Report every line of the records beneath this task that holds the string "fraction".

==== RECORDS FOR PROCESSING ====

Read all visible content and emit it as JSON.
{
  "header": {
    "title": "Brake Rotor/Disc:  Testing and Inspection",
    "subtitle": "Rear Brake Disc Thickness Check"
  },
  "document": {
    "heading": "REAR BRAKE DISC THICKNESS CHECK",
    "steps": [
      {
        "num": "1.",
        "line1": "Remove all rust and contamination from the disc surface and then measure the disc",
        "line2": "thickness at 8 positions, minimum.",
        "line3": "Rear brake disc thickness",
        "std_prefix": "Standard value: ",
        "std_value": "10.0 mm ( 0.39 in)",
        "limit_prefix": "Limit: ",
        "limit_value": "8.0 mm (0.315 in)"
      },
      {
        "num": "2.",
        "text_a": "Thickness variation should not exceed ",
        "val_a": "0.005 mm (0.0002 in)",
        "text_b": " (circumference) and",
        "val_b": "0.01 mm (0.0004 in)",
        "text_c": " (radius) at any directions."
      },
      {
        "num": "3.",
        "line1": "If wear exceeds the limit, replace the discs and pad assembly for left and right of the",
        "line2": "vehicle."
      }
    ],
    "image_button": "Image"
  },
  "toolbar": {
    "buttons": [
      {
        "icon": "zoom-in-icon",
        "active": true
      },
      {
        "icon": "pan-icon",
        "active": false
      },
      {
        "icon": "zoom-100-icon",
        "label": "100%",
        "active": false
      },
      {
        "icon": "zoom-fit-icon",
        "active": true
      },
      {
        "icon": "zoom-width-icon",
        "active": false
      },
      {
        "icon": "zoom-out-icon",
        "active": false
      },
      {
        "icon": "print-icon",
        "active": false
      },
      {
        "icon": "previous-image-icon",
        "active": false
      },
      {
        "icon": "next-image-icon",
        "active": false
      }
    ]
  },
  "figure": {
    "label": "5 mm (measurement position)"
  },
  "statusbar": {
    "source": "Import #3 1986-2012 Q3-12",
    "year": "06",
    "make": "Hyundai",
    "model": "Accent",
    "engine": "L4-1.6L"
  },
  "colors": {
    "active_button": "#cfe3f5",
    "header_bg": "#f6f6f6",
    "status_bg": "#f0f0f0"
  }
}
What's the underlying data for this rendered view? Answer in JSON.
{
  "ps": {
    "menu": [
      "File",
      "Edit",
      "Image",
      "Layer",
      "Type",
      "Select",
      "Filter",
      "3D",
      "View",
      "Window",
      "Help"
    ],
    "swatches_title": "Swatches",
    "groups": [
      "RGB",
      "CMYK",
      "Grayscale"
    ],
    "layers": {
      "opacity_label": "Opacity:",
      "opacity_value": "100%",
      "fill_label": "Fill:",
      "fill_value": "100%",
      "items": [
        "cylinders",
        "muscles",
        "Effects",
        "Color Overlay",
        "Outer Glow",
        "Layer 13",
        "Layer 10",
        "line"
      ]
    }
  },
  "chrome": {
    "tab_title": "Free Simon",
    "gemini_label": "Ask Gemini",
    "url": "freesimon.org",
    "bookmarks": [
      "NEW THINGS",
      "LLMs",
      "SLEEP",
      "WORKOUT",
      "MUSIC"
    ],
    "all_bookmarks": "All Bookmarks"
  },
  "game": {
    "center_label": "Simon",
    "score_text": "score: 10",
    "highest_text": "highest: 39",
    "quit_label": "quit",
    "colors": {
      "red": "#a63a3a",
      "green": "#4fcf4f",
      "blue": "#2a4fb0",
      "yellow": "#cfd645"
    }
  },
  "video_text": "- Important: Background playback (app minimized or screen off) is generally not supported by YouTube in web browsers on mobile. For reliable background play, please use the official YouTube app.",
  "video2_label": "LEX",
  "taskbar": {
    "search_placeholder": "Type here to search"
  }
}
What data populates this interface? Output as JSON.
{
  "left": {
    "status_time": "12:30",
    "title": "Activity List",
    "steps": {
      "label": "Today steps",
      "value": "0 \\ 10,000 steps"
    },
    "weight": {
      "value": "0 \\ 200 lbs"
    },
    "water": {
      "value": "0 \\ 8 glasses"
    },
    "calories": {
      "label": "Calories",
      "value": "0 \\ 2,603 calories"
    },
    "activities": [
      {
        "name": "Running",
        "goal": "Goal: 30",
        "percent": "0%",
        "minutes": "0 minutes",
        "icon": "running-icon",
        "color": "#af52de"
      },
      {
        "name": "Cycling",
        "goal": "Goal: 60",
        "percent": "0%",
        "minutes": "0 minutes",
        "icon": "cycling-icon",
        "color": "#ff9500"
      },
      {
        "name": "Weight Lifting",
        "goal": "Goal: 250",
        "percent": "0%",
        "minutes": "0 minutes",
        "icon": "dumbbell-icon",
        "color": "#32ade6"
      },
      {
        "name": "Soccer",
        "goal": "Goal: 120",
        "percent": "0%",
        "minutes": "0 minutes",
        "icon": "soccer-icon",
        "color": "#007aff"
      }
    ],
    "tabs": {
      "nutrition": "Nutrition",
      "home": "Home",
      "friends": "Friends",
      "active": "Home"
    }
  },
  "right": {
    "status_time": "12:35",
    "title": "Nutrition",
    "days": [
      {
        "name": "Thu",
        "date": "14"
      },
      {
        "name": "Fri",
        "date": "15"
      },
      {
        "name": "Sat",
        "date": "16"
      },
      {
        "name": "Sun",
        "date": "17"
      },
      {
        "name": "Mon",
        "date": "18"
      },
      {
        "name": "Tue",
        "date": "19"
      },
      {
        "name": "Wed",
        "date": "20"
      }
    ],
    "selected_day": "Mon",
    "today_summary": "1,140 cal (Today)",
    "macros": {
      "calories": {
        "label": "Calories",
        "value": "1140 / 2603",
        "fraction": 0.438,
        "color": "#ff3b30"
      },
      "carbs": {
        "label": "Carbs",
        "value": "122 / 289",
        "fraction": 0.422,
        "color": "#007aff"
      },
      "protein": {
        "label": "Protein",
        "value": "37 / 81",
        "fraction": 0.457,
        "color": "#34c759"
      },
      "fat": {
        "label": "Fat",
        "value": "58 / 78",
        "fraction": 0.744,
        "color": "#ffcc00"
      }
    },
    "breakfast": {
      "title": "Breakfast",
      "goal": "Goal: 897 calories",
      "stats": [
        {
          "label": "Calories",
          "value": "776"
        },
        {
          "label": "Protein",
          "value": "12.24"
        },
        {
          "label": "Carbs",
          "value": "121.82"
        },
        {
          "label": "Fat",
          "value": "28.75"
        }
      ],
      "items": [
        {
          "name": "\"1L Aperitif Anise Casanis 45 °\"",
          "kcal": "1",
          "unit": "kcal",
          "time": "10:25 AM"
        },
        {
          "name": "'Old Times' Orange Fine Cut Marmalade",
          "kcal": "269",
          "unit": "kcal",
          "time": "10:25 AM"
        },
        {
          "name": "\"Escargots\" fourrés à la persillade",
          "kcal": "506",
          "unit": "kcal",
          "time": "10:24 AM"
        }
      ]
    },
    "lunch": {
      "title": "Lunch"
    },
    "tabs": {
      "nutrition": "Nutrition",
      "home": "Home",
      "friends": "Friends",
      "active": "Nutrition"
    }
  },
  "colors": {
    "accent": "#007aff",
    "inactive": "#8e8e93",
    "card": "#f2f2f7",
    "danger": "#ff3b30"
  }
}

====

• **RESULT OF THE EXERCISE**:
        "fraction": 0.438,
        "fraction": 0.422,
        "fraction": 0.457,
        "fraction": 0.744,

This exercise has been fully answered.